> PROBLEM STATEMENT: Restate all data exactly. No images.
═══ EXERCISE INPUTS ═══
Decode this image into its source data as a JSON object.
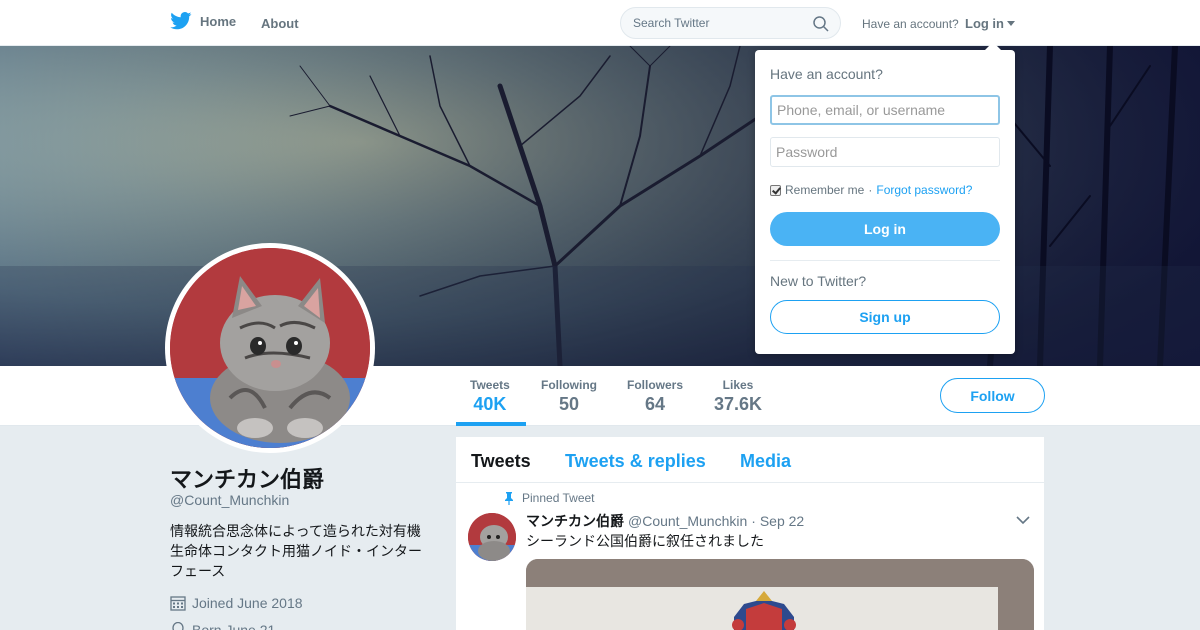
{
  "nav": {
    "home_label": "Home",
    "about_label": "About",
    "search_placeholder": "Search Twitter",
    "have_account": "Have an account?",
    "login_label": "Log in"
  },
  "profile": {
    "name": "マンチカン伯爵",
    "handle": "@Count_Munchkin",
    "bio": "情報統合思念体によって造られた対有機生命体コンタクト用猫ノイド・インターフェース",
    "joined": "Joined June 2018",
    "born": "Born June 21"
  },
  "stats": [
    {
      "label": "Tweets",
      "value": "40K"
    },
    {
      "label": "Following",
      "value": "50"
    },
    {
      "label": "Followers",
      "value": "64"
    },
    {
      "label": "Likes",
      "value": "37.6K"
    }
  ],
  "follow_label": "Follow",
  "timeline": {
    "tabs": [
      "Tweets",
      "Tweets & replies",
      "Media"
    ],
    "pinned_label": "Pinned Tweet",
    "tweet": {
      "name": "マンチカン伯爵",
      "handle": "@Count_Munchkin",
      "date": "· Sep 22",
      "text": "シーランド公国伯爵に叙任されました"
    }
  },
  "login_dropdown": {
    "title": "Have an account?",
    "username_placeholder": "Phone, email, or username",
    "password_placeholder": "Password",
    "remember_me": "Remember me",
    "separator": "·",
    "forgot": "Forgot password?",
    "login_button": "Log in",
    "new_to": "New to Twitter?",
    "signup_button": "Sign up"
  },
  "colors": {
    "accent": "#1da1f2",
    "login_button": "#4ab3f4",
    "page_bg": "#e6ecf0"
  },
  "icons": [
    "twitter-bird-icon",
    "search-icon",
    "caret-down-icon",
    "pin-icon",
    "calendar-icon",
    "balloon-icon",
    "chevron-down-icon"
  ]
}
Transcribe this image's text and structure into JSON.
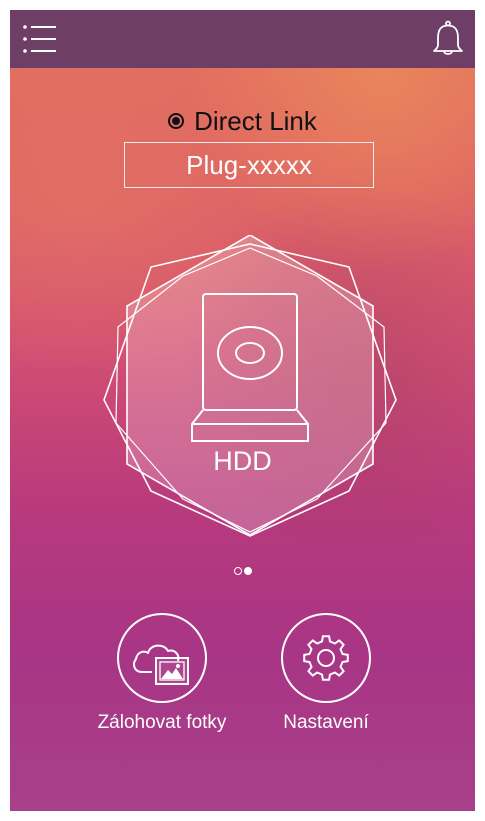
{
  "topbar": {
    "menu_icon": "menu-list-icon",
    "bell_icon": "bell-icon",
    "color": "#6f3e66"
  },
  "connection": {
    "mode_label": "Direct Link",
    "device_name": "Plug-xxxxx"
  },
  "device": {
    "label": "HDD",
    "icon": "hard-drive-icon"
  },
  "pager": {
    "pages": 2,
    "active": 2
  },
  "actions": [
    {
      "label": "Zálohovat fotky",
      "icon": "cloud-photo-backup-icon"
    },
    {
      "label": "Nastavení",
      "icon": "gear-icon"
    }
  ]
}
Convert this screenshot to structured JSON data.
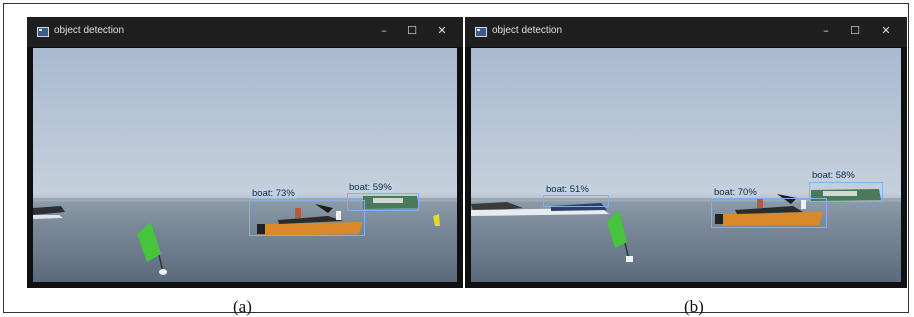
{
  "panels": [
    {
      "window_title": "object detection",
      "caption": "(a)",
      "detections": [
        {
          "label": "boat: 73%"
        },
        {
          "label": "boat: 59%"
        }
      ]
    },
    {
      "window_title": "object detection",
      "caption": "(b)",
      "detections": [
        {
          "label": "boat: 51%"
        },
        {
          "label": "boat: 70%"
        },
        {
          "label": "boat: 58%"
        }
      ]
    }
  ],
  "window_controls": {
    "minimize": "–",
    "maximize": "☐",
    "close": "✕"
  },
  "colors": {
    "box": "#7fb2ea",
    "boat_hull": "#d9892a",
    "flag": "#43c23a",
    "sea": "#7a8a9a",
    "sky": "#b8c6d8"
  }
}
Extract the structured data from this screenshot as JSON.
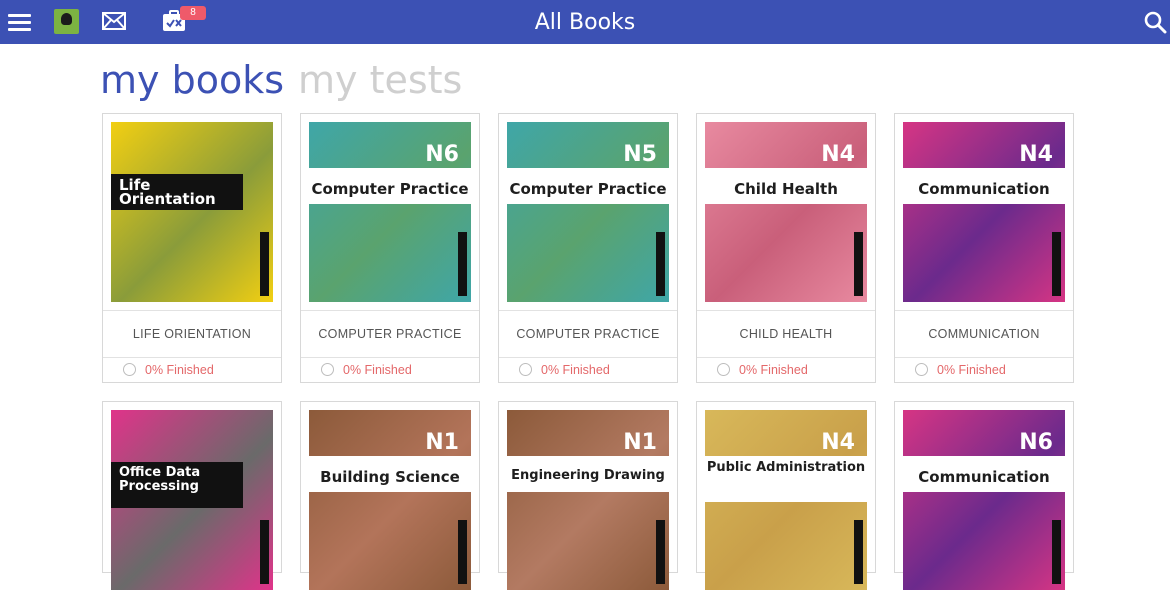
{
  "header": {
    "title": "All Books",
    "tests_badge": "8",
    "bg": "#3c51b4"
  },
  "icons": {
    "menu": "hamburger-icon",
    "app": "app-logo-icon",
    "mail": "mail-icon",
    "tests": "tests-icon",
    "search": "search-icon"
  },
  "tabs": [
    {
      "label": "my books",
      "active": true
    },
    {
      "label": "my tests",
      "active": false
    }
  ],
  "books": [
    {
      "name": "LIFE ORIENTATION",
      "status": "0% Finished",
      "cover_title": "Life Orientation",
      "level": "",
      "cover_bg": "#f2cf12",
      "accent": "#8a9c3a"
    },
    {
      "name": "COMPUTER PRACTICE",
      "status": "0% Finished",
      "cover_title": "Computer Practice",
      "level": "N6",
      "cover_bg": "#3fa6a8",
      "accent": "#5aa36e"
    },
    {
      "name": "COMPUTER PRACTICE",
      "status": "0% Finished",
      "cover_title": "Computer Practice",
      "level": "N5",
      "cover_bg": "#3fa6a8",
      "accent": "#5aa36e"
    },
    {
      "name": "CHILD HEALTH",
      "status": "0% Finished",
      "cover_title": "Child Health",
      "level": "N4",
      "cover_bg": "#e88aa0",
      "accent": "#c95f7a"
    },
    {
      "name": "COMMUNICATION",
      "status": "0% Finished",
      "cover_title": "Communication",
      "level": "N4",
      "cover_bg": "#d63584",
      "accent": "#6b2a8c"
    },
    {
      "name": "",
      "status": "",
      "cover_title": "Office Data Processing",
      "level": "",
      "cover_bg": "#e0338a",
      "accent": "#6a6a6a"
    },
    {
      "name": "",
      "status": "",
      "cover_title": "Building Science",
      "level": "N1",
      "cover_bg": "#8c5a3a",
      "accent": "#b3745a"
    },
    {
      "name": "",
      "status": "",
      "cover_title": "Engineering Drawing",
      "level": "N1",
      "cover_bg": "#8c5a3a",
      "accent": "#b37a62"
    },
    {
      "name": "",
      "status": "",
      "cover_title": "Public Administration",
      "level": "N4",
      "cover_bg": "#d8b85a",
      "accent": "#c9a04a"
    },
    {
      "name": "",
      "status": "",
      "cover_title": "Communication",
      "level": "N6",
      "cover_bg": "#d63584",
      "accent": "#6b2a8c"
    }
  ]
}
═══
> RESULT:
Decode this image into its source data as a JSON object.
{
  "nav": {
    "home_label": "Home",
    "about_label": "About",
    "search_placeholder": "Search Twitter",
    "have_account": "Have an account?",
    "login_label": "Log in"
  },
  "profile": {
    "name": "マンチカン伯爵",
    "handle": "@Count_Munchkin",
    "bio": "情報統合思念体によって造られた対有機生命体コンタクト用猫ノイド・インターフェース",
    "joined": "Joined June 2018",
    "born": "Born June 21"
  },
  "stats": [
    {
      "label": "Tweets",
      "value": "40K"
    },
    {
      "label": "Following",
      "value": "50"
    },
    {
      "label": "Followers",
      "value": "64"
    },
    {
      "label": "Likes",
      "value": "37.6K"
    }
  ],
  "follow_label": "Follow",
  "timeline": {
    "tabs": [
      "Tweets",
      "Tweets & replies",
      "Media"
    ],
    "pinned_label": "Pinned Tweet",
    "tweet": {
      "name": "マンチカン伯爵",
      "handle": "@Count_Munchkin",
      "date": "· Sep 22",
      "text": "シーランド公国伯爵に叙任されました"
    }
  },
  "login_dropdown": {
    "title": "Have an account?",
    "username_placeholder": "Phone, email, or username",
    "password_placeholder": "Password",
    "remember_me": "Remember me",
    "separator": "·",
    "forgot": "Forgot password?",
    "login_button": "Log in",
    "new_to": "New to Twitter?",
    "signup_button": "Sign up"
  },
  "colors": {
    "accent": "#1da1f2",
    "login_button": "#4ab3f4",
    "page_bg": "#e6ecf0"
  },
  "icons": [
    "twitter-bird-icon",
    "search-icon",
    "caret-down-icon",
    "pin-icon",
    "calendar-icon",
    "balloon-icon",
    "chevron-down-icon"
  ]
}
Transcribe this image's text and structure into JSON.
{
  "topbar": {
    "menu_icon": "menu-list-icon",
    "bell_icon": "bell-icon",
    "color": "#6f3e66"
  },
  "connection": {
    "mode_label": "Direct Link",
    "device_name": "Plug-xxxxx"
  },
  "device": {
    "label": "HDD",
    "icon": "hard-drive-icon"
  },
  "pager": {
    "pages": 2,
    "active": 2
  },
  "actions": [
    {
      "label": "Zálohovat fotky",
      "icon": "cloud-photo-backup-icon"
    },
    {
      "label": "Nastavení",
      "icon": "gear-icon"
    }
  ]
}
Convert this screenshot to structured JSON data.
{
  "panels": [
    {
      "window_title": "object detection",
      "caption": "(a)",
      "detections": [
        {
          "label": "boat: 73%"
        },
        {
          "label": "boat: 59%"
        }
      ]
    },
    {
      "window_title": "object detection",
      "caption": "(b)",
      "detections": [
        {
          "label": "boat: 51%"
        },
        {
          "label": "boat: 70%"
        },
        {
          "label": "boat: 58%"
        }
      ]
    }
  ],
  "window_controls": {
    "minimize": "–",
    "maximize": "☐",
    "close": "✕"
  },
  "colors": {
    "box": "#7fb2ea",
    "boat_hull": "#d9892a",
    "flag": "#43c23a",
    "sea": "#7a8a9a",
    "sky": "#b8c6d8"
  }
}
Extract the structured data from this screenshot as JSON.
{
  "header": {
    "title": "All Books",
    "tests_badge": "8",
    "bg": "#3c51b4"
  },
  "icons": {
    "menu": "hamburger-icon",
    "app": "app-logo-icon",
    "mail": "mail-icon",
    "tests": "tests-icon",
    "search": "search-icon"
  },
  "tabs": [
    {
      "label": "my books",
      "active": true
    },
    {
      "label": "my tests",
      "active": false
    }
  ],
  "books": [
    {
      "name": "LIFE ORIENTATION",
      "status": "0% Finished",
      "cover_title": "Life Orientation",
      "level": "",
      "cover_bg": "#f2cf12",
      "accent": "#8a9c3a"
    },
    {
      "name": "COMPUTER PRACTICE",
      "status": "0% Finished",
      "cover_title": "Computer Practice",
      "level": "N6",
      "cover_bg": "#3fa6a8",
      "accent": "#5aa36e"
    },
    {
      "name": "COMPUTER PRACTICE",
      "status": "0% Finished",
      "cover_title": "Computer Practice",
      "level": "N5",
      "cover_bg": "#3fa6a8",
      "accent": "#5aa36e"
    },
    {
      "name": "CHILD HEALTH",
      "status": "0% Finished",
      "cover_title": "Child Health",
      "level": "N4",
      "cover_bg": "#e88aa0",
      "accent": "#c95f7a"
    },
    {
      "name": "COMMUNICATION",
      "status": "0% Finished",
      "cover_title": "Communication",
      "level": "N4",
      "cover_bg": "#d63584",
      "accent": "#6b2a8c"
    },
    {
      "name": "",
      "status": "",
      "cover_title": "Office Data Processing",
      "level": "",
      "cover_bg": "#e0338a",
      "accent": "#6a6a6a"
    },
    {
      "name": "",
      "status": "",
      "cover_title": "Building Science",
      "level": "N1",
      "cover_bg": "#8c5a3a",
      "accent": "#b3745a"
    },
    {
      "name": "",
      "status": "",
      "cover_title": "Engineering Drawing",
      "level": "N1",
      "cover_bg": "#8c5a3a",
      "accent": "#b37a62"
    },
    {
      "name": "",
      "status": "",
      "cover_title": "Public Administration",
      "level": "N4",
      "cover_bg": "#d8b85a",
      "accent": "#c9a04a"
    },
    {
      "name": "",
      "status": "",
      "cover_title": "Communication",
      "level": "N6",
      "cover_bg": "#d63584",
      "accent": "#6b2a8c"
    }
  ]
}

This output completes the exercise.